══ Dataset excerpts ══

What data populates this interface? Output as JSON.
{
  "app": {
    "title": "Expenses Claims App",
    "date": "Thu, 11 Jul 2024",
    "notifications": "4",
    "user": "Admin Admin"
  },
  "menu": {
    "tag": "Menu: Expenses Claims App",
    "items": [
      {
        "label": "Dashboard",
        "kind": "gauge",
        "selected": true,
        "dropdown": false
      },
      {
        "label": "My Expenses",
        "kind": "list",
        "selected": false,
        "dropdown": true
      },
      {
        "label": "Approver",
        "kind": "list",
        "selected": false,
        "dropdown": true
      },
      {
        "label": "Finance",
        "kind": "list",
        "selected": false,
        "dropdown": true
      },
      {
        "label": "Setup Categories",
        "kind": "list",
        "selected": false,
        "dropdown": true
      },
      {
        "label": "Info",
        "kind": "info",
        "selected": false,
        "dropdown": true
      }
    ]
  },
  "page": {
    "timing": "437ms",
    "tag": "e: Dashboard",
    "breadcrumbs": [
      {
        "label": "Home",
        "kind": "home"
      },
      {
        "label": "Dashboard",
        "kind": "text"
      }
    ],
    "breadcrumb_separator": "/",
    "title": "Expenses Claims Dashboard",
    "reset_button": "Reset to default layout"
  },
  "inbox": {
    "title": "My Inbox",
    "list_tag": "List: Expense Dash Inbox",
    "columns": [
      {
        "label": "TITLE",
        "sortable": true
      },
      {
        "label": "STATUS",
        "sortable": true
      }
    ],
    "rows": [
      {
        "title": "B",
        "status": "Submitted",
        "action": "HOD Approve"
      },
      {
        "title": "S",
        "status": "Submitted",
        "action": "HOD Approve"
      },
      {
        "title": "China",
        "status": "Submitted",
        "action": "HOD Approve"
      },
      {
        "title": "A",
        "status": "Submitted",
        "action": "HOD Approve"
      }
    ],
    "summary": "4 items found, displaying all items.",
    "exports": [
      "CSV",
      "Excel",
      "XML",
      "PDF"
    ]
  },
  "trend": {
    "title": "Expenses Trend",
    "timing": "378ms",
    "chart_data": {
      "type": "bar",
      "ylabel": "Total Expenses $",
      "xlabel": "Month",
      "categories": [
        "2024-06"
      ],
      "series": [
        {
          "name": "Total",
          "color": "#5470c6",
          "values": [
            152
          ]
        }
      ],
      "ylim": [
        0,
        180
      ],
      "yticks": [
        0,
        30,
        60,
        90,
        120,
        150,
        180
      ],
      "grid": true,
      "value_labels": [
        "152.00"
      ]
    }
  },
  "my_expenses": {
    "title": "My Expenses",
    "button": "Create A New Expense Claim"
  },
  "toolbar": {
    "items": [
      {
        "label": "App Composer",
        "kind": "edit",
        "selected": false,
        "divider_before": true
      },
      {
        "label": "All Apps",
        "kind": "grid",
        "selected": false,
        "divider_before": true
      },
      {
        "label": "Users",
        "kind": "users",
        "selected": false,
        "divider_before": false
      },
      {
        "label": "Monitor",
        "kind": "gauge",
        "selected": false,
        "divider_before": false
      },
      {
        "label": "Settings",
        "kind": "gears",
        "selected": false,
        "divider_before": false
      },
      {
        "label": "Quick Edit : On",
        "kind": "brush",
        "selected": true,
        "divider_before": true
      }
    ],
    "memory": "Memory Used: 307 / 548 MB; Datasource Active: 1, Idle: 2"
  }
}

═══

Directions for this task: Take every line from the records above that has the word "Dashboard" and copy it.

Output for this exercise:
        "label": "Dashboard",
    "tag": "e: Dashboard",
        "label": "Dashboard",
    "title": "Expenses Claims Dashboard",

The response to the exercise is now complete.